- **Your objective**
The response should contain all of the data below, reproduced exactly, and no pictures.

- **Dataset content**
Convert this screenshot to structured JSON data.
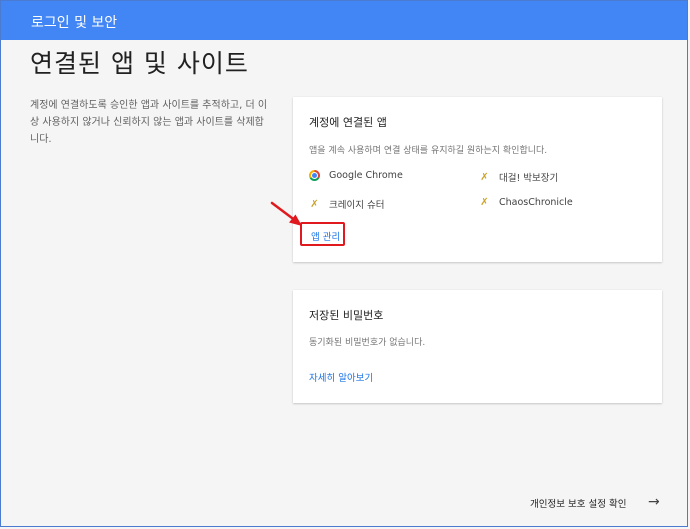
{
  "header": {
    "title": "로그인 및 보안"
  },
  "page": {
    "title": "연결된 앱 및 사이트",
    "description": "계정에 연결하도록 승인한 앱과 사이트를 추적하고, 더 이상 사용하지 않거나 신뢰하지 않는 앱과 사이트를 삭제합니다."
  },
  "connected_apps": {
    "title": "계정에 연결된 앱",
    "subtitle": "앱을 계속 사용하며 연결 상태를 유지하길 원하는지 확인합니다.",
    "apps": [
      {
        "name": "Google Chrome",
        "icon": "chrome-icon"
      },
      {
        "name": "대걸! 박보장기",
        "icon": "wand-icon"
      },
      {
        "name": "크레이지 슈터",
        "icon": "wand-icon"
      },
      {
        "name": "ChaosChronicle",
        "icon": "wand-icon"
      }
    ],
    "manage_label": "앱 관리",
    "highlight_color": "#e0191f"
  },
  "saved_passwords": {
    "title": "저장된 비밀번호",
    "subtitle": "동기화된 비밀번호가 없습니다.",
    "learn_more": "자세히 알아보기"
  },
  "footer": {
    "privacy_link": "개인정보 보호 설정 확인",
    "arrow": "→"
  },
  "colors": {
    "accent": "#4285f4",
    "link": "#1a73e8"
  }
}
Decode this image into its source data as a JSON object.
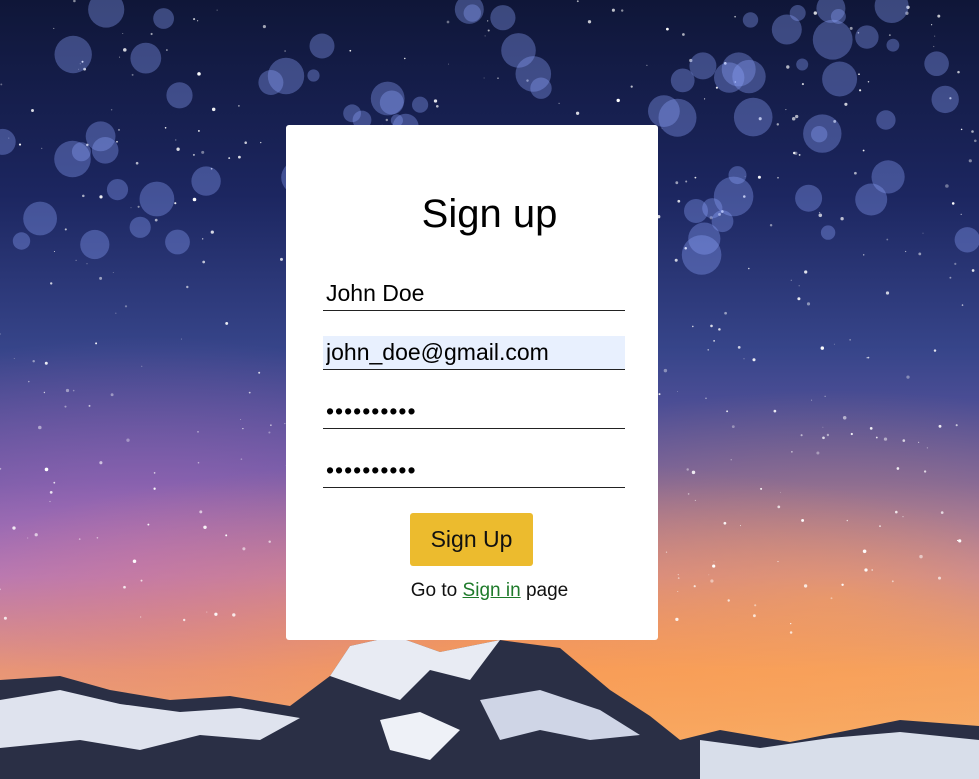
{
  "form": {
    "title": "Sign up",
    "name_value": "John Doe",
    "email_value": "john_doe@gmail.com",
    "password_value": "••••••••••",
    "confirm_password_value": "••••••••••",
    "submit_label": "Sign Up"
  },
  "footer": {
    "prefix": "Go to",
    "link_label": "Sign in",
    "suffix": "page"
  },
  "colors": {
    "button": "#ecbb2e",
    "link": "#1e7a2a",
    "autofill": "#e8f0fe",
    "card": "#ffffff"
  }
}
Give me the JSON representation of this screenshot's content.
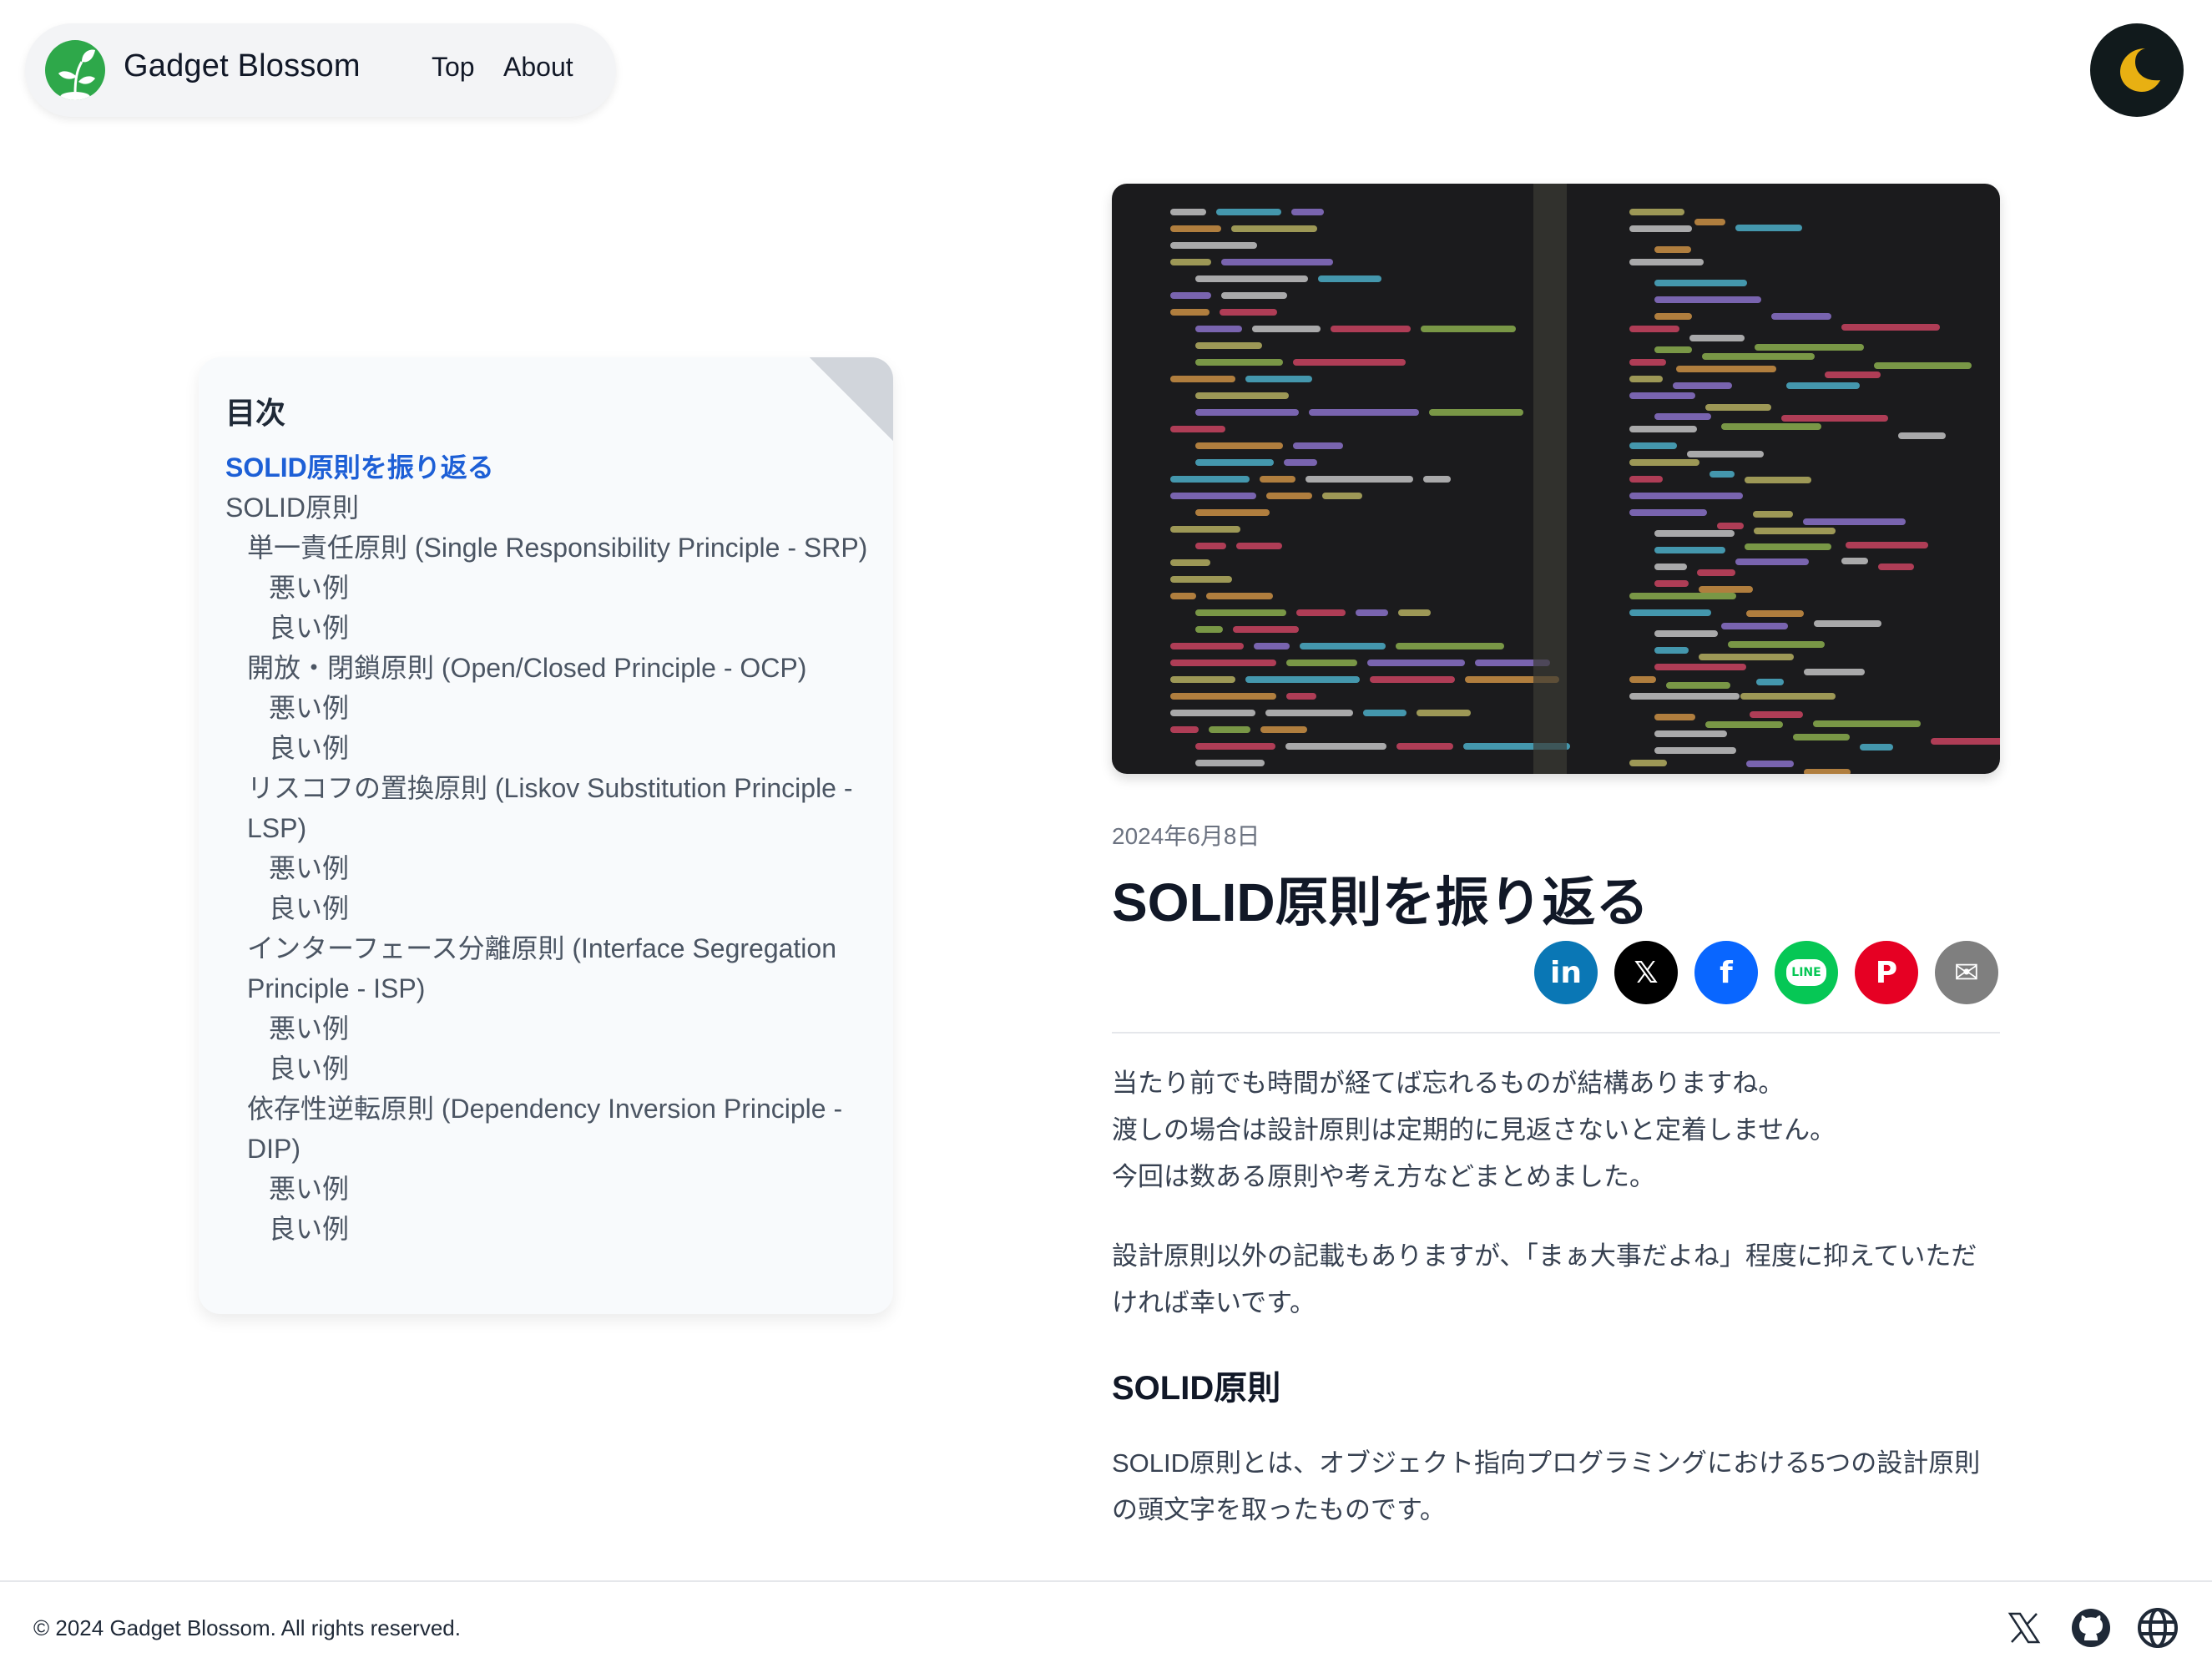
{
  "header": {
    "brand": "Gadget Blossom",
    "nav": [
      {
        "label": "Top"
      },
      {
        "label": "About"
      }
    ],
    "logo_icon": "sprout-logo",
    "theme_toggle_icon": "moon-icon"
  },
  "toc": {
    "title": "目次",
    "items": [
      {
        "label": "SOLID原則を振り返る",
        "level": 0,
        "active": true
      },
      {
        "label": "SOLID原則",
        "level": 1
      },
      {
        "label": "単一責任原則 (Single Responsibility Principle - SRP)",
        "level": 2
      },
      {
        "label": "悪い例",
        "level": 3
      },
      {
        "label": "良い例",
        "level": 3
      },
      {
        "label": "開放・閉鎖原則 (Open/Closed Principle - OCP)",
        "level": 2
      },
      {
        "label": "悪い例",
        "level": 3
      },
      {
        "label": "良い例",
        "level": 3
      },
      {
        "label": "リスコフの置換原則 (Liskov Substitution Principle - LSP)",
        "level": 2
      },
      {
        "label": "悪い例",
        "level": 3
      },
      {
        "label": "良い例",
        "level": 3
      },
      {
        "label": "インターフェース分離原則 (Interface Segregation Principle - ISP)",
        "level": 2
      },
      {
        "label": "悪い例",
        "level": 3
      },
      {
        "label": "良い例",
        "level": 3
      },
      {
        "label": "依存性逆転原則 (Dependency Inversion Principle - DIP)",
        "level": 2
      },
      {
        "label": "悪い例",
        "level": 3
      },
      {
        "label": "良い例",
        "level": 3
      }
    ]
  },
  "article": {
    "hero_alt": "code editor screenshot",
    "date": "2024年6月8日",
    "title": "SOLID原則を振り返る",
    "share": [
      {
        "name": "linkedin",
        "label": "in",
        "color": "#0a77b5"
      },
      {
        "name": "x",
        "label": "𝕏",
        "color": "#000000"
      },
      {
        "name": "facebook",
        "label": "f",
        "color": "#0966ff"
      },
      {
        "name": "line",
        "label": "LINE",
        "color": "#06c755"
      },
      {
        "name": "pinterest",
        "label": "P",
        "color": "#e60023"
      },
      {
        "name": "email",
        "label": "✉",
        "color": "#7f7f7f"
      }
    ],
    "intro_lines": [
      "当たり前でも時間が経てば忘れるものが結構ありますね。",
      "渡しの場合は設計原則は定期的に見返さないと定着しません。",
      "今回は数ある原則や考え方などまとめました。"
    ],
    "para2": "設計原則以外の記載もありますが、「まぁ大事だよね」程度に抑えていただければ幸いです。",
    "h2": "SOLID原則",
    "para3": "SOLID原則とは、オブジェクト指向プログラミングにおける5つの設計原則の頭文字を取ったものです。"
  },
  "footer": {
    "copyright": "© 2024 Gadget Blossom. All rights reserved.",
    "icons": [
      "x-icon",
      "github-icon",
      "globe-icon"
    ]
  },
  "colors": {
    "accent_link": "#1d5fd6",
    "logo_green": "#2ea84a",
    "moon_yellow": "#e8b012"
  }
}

- **Answer section**
Convert this screenshot to structured JSON data.
{
  "header": {
    "title": "로그인 및 보안"
  },
  "page": {
    "title": "연결된 앱 및 사이트",
    "description": "계정에 연결하도록 승인한 앱과 사이트를 추적하고, 더 이상 사용하지 않거나 신뢰하지 않는 앱과 사이트를 삭제합니다."
  },
  "connected_apps": {
    "title": "계정에 연결된 앱",
    "subtitle": "앱을 계속 사용하며 연결 상태를 유지하길 원하는지 확인합니다.",
    "apps": [
      {
        "name": "Google Chrome",
        "icon": "chrome-icon"
      },
      {
        "name": "대걸! 박보장기",
        "icon": "wand-icon"
      },
      {
        "name": "크레이지 슈터",
        "icon": "wand-icon"
      },
      {
        "name": "ChaosChronicle",
        "icon": "wand-icon"
      }
    ],
    "manage_label": "앱 관리",
    "highlight_color": "#e0191f"
  },
  "saved_passwords": {
    "title": "저장된 비밀번호",
    "subtitle": "동기화된 비밀번호가 없습니다.",
    "learn_more": "자세히 알아보기"
  },
  "footer": {
    "privacy_link": "개인정보 보호 설정 확인",
    "arrow": "→"
  },
  "colors": {
    "accent": "#4285f4",
    "link": "#1a73e8"
  }
}
Decode this image into its source data as a JSON object.
{
  "form": {
    "title": "Sign up",
    "name_value": "John Doe",
    "email_value": "john_doe@gmail.com",
    "password_value": "••••••••••",
    "confirm_password_value": "••••••••••",
    "submit_label": "Sign Up"
  },
  "footer": {
    "prefix": "Go to",
    "link_label": "Sign in",
    "suffix": "page"
  },
  "colors": {
    "button": "#ecbb2e",
    "link": "#1e7a2a",
    "autofill": "#e8f0fe",
    "card": "#ffffff"
  }
}
Give me the JSON representation of this screenshot's content.
{
  "header": {
    "brand": "Gadget Blossom",
    "nav": [
      {
        "label": "Top"
      },
      {
        "label": "About"
      }
    ],
    "logo_icon": "sprout-logo",
    "theme_toggle_icon": "moon-icon"
  },
  "toc": {
    "title": "目次",
    "items": [
      {
        "label": "SOLID原則を振り返る",
        "level": 0,
        "active": true
      },
      {
        "label": "SOLID原則",
        "level": 1
      },
      {
        "label": "単一責任原則 (Single Responsibility Principle - SRP)",
        "level": 2
      },
      {
        "label": "悪い例",
        "level": 3
      },
      {
        "label": "良い例",
        "level": 3
      },
      {
        "label": "開放・閉鎖原則 (Open/Closed Principle - OCP)",
        "level": 2
      },
      {
        "label": "悪い例",
        "level": 3
      },
      {
        "label": "良い例",
        "level": 3
      },
      {
        "label": "リスコフの置換原則 (Liskov Substitution Principle - LSP)",
        "level": 2
      },
      {
        "label": "悪い例",
        "level": 3
      },
      {
        "label": "良い例",
        "level": 3
      },
      {
        "label": "インターフェース分離原則 (Interface Segregation Principle - ISP)",
        "level": 2
      },
      {
        "label": "悪い例",
        "level": 3
      },
      {
        "label": "良い例",
        "level": 3
      },
      {
        "label": "依存性逆転原則 (Dependency Inversion Principle - DIP)",
        "level": 2
      },
      {
        "label": "悪い例",
        "level": 3
      },
      {
        "label": "良い例",
        "level": 3
      }
    ]
  },
  "article": {
    "hero_alt": "code editor screenshot",
    "date": "2024年6月8日",
    "title": "SOLID原則を振り返る",
    "share": [
      {
        "name": "linkedin",
        "label": "in",
        "color": "#0a77b5"
      },
      {
        "name": "x",
        "label": "𝕏",
        "color": "#000000"
      },
      {
        "name": "facebook",
        "label": "f",
        "color": "#0966ff"
      },
      {
        "name": "line",
        "label": "LINE",
        "color": "#06c755"
      },
      {
        "name": "pinterest",
        "label": "P",
        "color": "#e60023"
      },
      {
        "name": "email",
        "label": "✉",
        "color": "#7f7f7f"
      }
    ],
    "intro_lines": [
      "当たり前でも時間が経てば忘れるものが結構ありますね。",
      "渡しの場合は設計原則は定期的に見返さないと定着しません。",
      "今回は数ある原則や考え方などまとめました。"
    ],
    "para2": "設計原則以外の記載もありますが、「まぁ大事だよね」程度に抑えていただければ幸いです。",
    "h2": "SOLID原則",
    "para3": "SOLID原則とは、オブジェクト指向プログラミングにおける5つの設計原則の頭文字を取ったものです。"
  },
  "footer": {
    "copyright": "© 2024 Gadget Blossom. All rights reserved.",
    "icons": [
      "x-icon",
      "github-icon",
      "globe-icon"
    ]
  },
  "colors": {
    "accent_link": "#1d5fd6",
    "logo_green": "#2ea84a",
    "moon_yellow": "#e8b012"
  }
}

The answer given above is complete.